You do not see these results in other churches because there has been a paradigm shift in the Roman Catholic church over what constitutes a reason for granting an annulment. And other churches have not had this paradigm shift but have remained constant in how they treat marriage breakups.
Right, because an invalid marriage cannot be Sacramental.
Which other churches in America have marriage Tribunals? Where do they publish their statistics?
I can speak for personal experience with the Assemblies of God, with Forusquare Churches and with the Independent CoC/CC. Since the 1960s each of these denominations has changed their stance on divorce as well as divorce/remarriage.
Prior to this time, an Assembly of God minister who divorced lost his license with the denomination, that eased to allow divorced men to continue to hold license. Later on, they also allowed remarried men to maintain their license.
I remember one meeting of Fouresquare ministers where the topic was divorce. That until that time, a divorced man was not permitted to hold a seat on the board of the church. The bylaws had to change or they would have no one eligible to sit on the board in many congregations.

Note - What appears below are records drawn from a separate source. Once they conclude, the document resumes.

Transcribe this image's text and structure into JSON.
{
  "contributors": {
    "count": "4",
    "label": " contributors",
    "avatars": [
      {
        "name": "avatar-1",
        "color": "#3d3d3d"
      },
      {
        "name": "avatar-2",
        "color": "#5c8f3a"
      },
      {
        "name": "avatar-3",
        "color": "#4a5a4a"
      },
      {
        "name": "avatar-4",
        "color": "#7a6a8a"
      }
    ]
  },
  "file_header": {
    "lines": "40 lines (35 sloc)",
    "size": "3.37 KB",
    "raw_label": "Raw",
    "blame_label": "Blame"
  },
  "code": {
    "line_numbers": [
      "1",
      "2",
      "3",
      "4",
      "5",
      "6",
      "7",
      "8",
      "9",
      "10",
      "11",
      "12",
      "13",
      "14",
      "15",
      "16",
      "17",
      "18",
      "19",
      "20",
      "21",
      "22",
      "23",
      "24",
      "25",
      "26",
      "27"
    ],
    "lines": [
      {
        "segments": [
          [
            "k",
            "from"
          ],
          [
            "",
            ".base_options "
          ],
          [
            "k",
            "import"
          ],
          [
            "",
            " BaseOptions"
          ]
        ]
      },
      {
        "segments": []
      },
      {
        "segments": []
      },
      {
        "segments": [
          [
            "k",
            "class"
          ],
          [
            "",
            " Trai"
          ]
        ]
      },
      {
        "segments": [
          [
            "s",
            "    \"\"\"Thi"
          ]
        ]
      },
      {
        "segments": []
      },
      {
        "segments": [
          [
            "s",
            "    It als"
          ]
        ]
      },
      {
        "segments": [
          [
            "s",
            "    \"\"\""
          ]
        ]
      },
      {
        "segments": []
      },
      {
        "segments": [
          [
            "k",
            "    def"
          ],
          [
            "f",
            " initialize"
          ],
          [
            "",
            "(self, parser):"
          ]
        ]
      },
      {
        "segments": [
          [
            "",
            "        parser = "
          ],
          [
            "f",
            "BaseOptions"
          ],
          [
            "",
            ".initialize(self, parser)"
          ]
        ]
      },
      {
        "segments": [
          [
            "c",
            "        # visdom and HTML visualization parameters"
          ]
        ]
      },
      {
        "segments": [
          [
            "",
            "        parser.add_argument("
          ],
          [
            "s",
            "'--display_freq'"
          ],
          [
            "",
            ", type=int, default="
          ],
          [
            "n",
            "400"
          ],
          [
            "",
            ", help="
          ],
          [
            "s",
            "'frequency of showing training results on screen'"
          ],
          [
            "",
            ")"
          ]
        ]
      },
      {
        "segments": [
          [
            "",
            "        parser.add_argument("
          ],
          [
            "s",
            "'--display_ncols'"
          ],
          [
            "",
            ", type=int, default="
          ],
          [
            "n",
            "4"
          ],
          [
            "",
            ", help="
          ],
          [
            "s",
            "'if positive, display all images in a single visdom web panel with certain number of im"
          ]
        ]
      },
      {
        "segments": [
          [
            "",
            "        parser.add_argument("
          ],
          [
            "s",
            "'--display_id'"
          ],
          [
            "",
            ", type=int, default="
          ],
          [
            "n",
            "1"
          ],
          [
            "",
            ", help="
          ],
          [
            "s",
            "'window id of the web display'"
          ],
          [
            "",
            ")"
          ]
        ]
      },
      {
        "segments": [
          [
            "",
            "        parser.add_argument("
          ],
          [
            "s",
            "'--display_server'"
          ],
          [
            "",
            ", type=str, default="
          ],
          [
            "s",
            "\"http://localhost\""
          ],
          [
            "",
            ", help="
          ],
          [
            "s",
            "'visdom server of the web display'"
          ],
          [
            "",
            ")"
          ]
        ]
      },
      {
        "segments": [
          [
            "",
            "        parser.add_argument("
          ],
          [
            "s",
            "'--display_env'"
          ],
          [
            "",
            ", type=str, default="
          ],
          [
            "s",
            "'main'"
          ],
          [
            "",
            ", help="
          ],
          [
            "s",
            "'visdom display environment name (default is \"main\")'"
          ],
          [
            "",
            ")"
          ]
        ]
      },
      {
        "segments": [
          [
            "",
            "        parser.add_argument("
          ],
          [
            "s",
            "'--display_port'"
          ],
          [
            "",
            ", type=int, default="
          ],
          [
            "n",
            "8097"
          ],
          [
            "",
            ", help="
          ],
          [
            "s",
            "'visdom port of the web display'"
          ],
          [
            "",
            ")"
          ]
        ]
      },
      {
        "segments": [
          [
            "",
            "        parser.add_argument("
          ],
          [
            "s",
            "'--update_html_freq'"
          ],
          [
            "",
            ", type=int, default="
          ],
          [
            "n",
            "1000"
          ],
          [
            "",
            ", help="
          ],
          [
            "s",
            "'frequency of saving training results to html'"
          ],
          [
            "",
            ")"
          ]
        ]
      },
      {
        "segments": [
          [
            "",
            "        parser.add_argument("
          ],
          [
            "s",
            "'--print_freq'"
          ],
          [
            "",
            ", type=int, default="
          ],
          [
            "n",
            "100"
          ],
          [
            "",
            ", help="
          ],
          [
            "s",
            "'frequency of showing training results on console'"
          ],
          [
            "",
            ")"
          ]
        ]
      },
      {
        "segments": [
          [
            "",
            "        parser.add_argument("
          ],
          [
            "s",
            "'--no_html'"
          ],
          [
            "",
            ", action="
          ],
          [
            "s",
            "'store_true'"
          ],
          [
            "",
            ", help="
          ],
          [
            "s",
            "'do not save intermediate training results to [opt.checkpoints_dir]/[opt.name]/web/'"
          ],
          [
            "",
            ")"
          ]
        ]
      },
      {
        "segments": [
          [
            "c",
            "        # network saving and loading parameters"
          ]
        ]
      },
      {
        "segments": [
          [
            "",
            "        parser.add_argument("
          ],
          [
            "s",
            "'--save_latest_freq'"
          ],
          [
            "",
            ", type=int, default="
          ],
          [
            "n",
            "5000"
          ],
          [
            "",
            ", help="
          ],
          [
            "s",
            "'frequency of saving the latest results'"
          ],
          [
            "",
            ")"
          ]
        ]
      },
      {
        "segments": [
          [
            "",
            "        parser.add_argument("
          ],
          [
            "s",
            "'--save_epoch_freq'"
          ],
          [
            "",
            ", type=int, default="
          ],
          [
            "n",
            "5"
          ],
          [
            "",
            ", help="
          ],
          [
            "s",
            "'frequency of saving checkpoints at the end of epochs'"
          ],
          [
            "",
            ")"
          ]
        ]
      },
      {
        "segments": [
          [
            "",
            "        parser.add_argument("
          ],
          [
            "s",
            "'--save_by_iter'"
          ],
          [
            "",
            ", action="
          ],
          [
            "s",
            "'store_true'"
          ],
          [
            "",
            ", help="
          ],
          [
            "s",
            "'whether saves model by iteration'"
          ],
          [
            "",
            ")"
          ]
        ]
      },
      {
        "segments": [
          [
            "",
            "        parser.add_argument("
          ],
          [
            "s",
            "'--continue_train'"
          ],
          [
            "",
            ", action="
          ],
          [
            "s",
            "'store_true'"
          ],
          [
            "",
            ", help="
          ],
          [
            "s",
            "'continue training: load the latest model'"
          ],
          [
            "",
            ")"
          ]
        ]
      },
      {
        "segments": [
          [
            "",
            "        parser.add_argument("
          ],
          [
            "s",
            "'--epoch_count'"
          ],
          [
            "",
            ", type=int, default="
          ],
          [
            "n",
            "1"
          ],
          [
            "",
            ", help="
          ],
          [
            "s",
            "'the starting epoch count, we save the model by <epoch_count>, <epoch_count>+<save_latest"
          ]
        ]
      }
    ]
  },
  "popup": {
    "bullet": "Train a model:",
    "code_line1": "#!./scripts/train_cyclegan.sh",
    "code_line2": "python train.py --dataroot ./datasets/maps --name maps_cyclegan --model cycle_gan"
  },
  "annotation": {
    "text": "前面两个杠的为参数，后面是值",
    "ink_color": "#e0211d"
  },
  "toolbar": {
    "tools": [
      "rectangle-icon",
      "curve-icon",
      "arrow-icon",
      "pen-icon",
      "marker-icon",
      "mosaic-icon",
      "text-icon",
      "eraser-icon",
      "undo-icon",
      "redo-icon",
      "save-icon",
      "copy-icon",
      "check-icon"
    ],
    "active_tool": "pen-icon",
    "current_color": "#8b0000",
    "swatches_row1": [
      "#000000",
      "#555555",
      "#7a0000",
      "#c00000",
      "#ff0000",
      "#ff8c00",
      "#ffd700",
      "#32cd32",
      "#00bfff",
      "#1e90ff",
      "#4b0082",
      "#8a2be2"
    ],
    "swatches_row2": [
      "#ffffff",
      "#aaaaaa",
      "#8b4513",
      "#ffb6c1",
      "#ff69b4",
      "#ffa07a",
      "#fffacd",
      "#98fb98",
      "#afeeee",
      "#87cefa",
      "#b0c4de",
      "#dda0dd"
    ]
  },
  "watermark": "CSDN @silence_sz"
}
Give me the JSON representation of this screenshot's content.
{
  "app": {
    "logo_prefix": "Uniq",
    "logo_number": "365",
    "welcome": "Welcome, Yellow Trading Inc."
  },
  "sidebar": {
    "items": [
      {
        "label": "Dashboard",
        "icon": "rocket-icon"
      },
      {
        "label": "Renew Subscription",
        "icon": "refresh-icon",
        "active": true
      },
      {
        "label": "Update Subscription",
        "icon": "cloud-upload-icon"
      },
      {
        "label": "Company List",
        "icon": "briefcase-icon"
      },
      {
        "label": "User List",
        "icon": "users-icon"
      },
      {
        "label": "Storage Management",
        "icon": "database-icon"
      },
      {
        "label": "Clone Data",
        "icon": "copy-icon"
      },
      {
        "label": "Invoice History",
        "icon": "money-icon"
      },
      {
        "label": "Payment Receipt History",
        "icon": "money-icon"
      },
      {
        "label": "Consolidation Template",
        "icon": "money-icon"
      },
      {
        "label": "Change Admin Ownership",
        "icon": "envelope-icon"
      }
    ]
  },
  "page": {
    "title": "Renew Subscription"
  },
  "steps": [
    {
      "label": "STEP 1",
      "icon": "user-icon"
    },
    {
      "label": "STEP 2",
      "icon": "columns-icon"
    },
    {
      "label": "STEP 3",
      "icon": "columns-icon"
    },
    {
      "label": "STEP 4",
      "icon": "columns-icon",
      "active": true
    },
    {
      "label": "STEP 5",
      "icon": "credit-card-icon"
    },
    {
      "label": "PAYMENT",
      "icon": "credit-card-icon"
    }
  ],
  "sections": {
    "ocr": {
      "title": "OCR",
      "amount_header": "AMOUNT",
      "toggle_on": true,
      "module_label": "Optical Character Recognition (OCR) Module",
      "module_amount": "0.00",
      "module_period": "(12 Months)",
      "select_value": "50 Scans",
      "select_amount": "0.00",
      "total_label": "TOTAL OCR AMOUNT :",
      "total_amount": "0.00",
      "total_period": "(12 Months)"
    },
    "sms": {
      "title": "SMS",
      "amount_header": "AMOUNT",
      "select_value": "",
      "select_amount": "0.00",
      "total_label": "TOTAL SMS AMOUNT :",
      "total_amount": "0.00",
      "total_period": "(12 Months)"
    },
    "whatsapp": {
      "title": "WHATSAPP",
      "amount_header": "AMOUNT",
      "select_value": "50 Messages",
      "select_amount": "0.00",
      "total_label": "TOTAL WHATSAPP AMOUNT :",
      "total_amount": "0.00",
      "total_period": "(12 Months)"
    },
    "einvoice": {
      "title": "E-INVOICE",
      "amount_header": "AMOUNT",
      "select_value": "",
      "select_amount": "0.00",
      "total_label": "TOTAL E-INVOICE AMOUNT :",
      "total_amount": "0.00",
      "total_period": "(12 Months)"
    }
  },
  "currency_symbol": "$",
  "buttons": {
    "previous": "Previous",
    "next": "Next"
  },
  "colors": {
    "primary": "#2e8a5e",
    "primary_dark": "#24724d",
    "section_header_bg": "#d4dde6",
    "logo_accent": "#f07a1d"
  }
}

So, yes, Protestantism has changed their teachings on divorce over the past years.
How has the number of marriage breakups changed in the USA from 1929 to the present?
2016 about 830,000 divorces
1929 about 195000 divorces.
IOW an increase of about five times or less.
Take a look at the difference with the marriage breakups in the Roman Catholic Church.
1929 about 10 marriage annulments
In recent years the statistics have varied from 30,000 to more than 60,000 per year.
That is an increase of 3000 times.
If the problem of Roman Catholic annulment surge in the USA was due to the culture of the USA or trends in American society you would find a similar surge in divorces in the USA over the same period, which you do not. You can check the CDC for the US divorce figures.
Back even in the 60’s, people in the pews had no idea that the church Tribunal existed (honestly, there were likely Dioceses who had no tribunals). People simply remarried and refrained from the Sacraments until the Last Rites. Times were different. Sometimes it is hard to imagine!
Did the people who who simply remarried and refrained from the Sacrements and died in situations that did not allow for the administration of the Last Rites die in a state of mortal sin?
Could you give some concrete examples?